Square-Off: Is Raising the Minimum Wage a Good Idea?
Raising the minimum wage won big last November. A handful of states passed legislation to significantly hike pay floors across the country, which may represent a building sea change in public opinion away from business interests. From New York City to Seattle, the "Fight for $15" is increasingly becoming a reality. Twenty-nine states and the District of Columbia now have higher minimum wages than the federal mandate of $7.25 an hour. Advocates of the hikes say the wage floor has lagged far b ..
Businesses depend on customers who can afford to buy what they are selling. When millions of workers can’t make ends meet because their wages haven’t kept up with the cost of living, it hurts business and it hurts the economy.
The minimum wage sets the floor under worker paychecks. Stuck at $7.25 an hour since 2009, the federal minimum wage comes to just $15,080 a year for full-time work. When the minimum wage is too low, it not only mires workers in poverty, it undermines the consumer demand at the heart of our economy.
Raising the minimum wage boosts the economy, as low-wage workers are the most likely to spend any additional pay. Their increased buying power translates into more purchases at businesses large and small, and helps boost aggregate consumer demand.
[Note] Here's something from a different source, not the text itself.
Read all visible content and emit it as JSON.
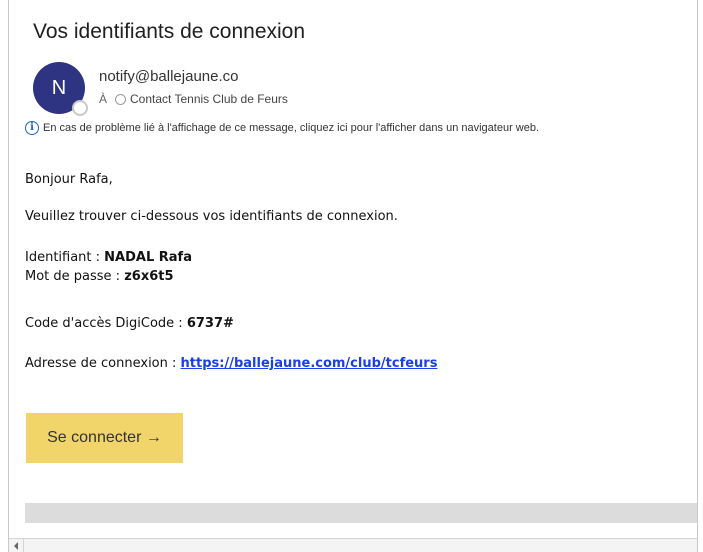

A higher minimum wage makes good economic sense in other ways too. For example, businesses that are more invested in their employees have employees that are more invested in the business.
Low pay typically means high employee turnover. With reduced turnover, businesses see savings on recruiting and training costs. They see less product waste and greater customer satisfaction. Employees often make the difference between repeat customers and lost customers.
When workers are paid enough to live on, they don’t have the continual stress of worrying how they will make rent or afford other basics. They are happier and more productive.
Business support for raising the minimum wage is widespread. In a 2016 survey of 1,000 business executives across the country conducted by LuntzGlobal for the Council of State Chambers, 80% of respondents said they supported raising their state’s minimum wage.
Twenty-nine states have minimum wages that are a little or a lot above the federal $7.25 level. But we need federal action to lift the floor under our economy nationwide and assure an adequate minimum wage wherever people live and do business. Gradually phasing in minimum wage increases enables lower-wage companies to adjust to raises over time and to benefit from lower turnover and increased consumer spending.
Raising America’s minimum wage is smart economic policy.
Holly Sklar is the founder and CEO of Business for a Fair Minimum Wage, a national network of business owners, executives and business organizations that believe a fair minimum wage makes good business sense.